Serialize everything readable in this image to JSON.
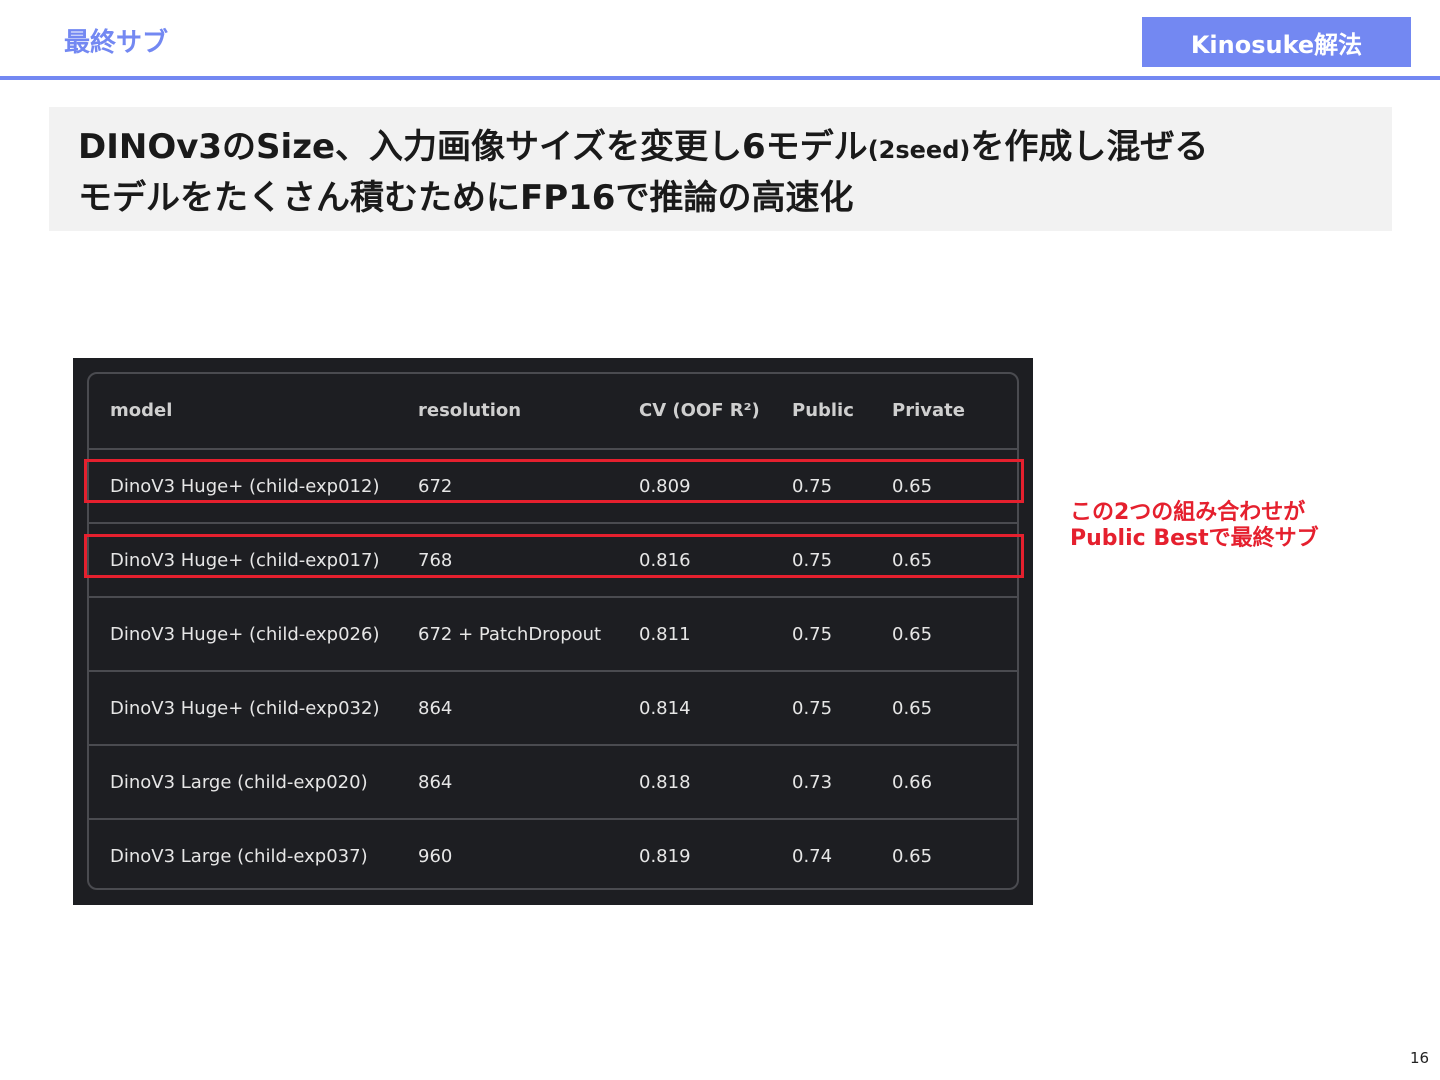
{
  "header": {
    "section_label": "最終サブ",
    "badge": "Kinosuke解法"
  },
  "title": {
    "line1_a": "DINOv3のSize、入力画像サイズを変更し6モデル",
    "line1_small": "(2seed)",
    "line1_b": "を作成し混ぜる",
    "line2": "モデルをたくさん積むためにFP16で推論の高速化"
  },
  "table": {
    "columns": [
      "model",
      "resolution",
      "CV (OOF R²)",
      "Public",
      "Private"
    ],
    "rows": [
      [
        "DinoV3 Huge+ (child-exp012)",
        "672",
        "0.809",
        "0.75",
        "0.65"
      ],
      [
        "DinoV3 Huge+ (child-exp017)",
        "768",
        "0.816",
        "0.75",
        "0.65"
      ],
      [
        "DinoV3 Huge+ (child-exp026)",
        "672 + PatchDropout",
        "0.811",
        "0.75",
        "0.65"
      ],
      [
        "DinoV3 Huge+ (child-exp032)",
        "864",
        "0.814",
        "0.75",
        "0.65"
      ],
      [
        "DinoV3 Large (child-exp020)",
        "864",
        "0.818",
        "0.73",
        "0.66"
      ],
      [
        "DinoV3 Large (child-exp037)",
        "960",
        "0.819",
        "0.74",
        "0.65"
      ]
    ]
  },
  "callout": {
    "line1": "この2つの組み合わせが",
    "line2": "Public Bestで最終サブ"
  },
  "page_number": "16",
  "colors": {
    "accent": "#7388f2",
    "highlight": "#e5202e",
    "table_bg": "#1d1e22"
  }
}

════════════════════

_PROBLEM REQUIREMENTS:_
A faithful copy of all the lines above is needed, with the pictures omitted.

_EXPECTED ANSWER:_
Serialize everything readable in this image to JSON.
{
  "header": {
    "section_label": "最終サブ",
    "badge": "Kinosuke解法"
  },
  "title": {
    "line1_a": "DINOv3のSize、入力画像サイズを変更し6モデル",
    "line1_small": "(2seed)",
    "line1_b": "を作成し混ぜる",
    "line2": "モデルをたくさん積むためにFP16で推論の高速化"
  },
  "table": {
    "columns": [
      "model",
      "resolution",
      "CV (OOF R²)",
      "Public",
      "Private"
    ],
    "rows": [
      [
        "DinoV3 Huge+ (child-exp012)",
        "672",
        "0.809",
        "0.75",
        "0.65"
      ],
      [
        "DinoV3 Huge+ (child-exp017)",
        "768",
        "0.816",
        "0.75",
        "0.65"
      ],
      [
        "DinoV3 Huge+ (child-exp026)",
        "672 + PatchDropout",
        "0.811",
        "0.75",
        "0.65"
      ],
      [
        "DinoV3 Huge+ (child-exp032)",
        "864",
        "0.814",
        "0.75",
        "0.65"
      ],
      [
        "DinoV3 Large (child-exp020)",
        "864",
        "0.818",
        "0.73",
        "0.66"
      ],
      [
        "DinoV3 Large (child-exp037)",
        "960",
        "0.819",
        "0.74",
        "0.65"
      ]
    ]
  },
  "callout": {
    "line1": "この2つの組み合わせが",
    "line2": "Public Bestで最終サブ"
  },
  "page_number": "16",
  "colors": {
    "accent": "#7388f2",
    "highlight": "#e5202e",
    "table_bg": "#1d1e22"
  }
}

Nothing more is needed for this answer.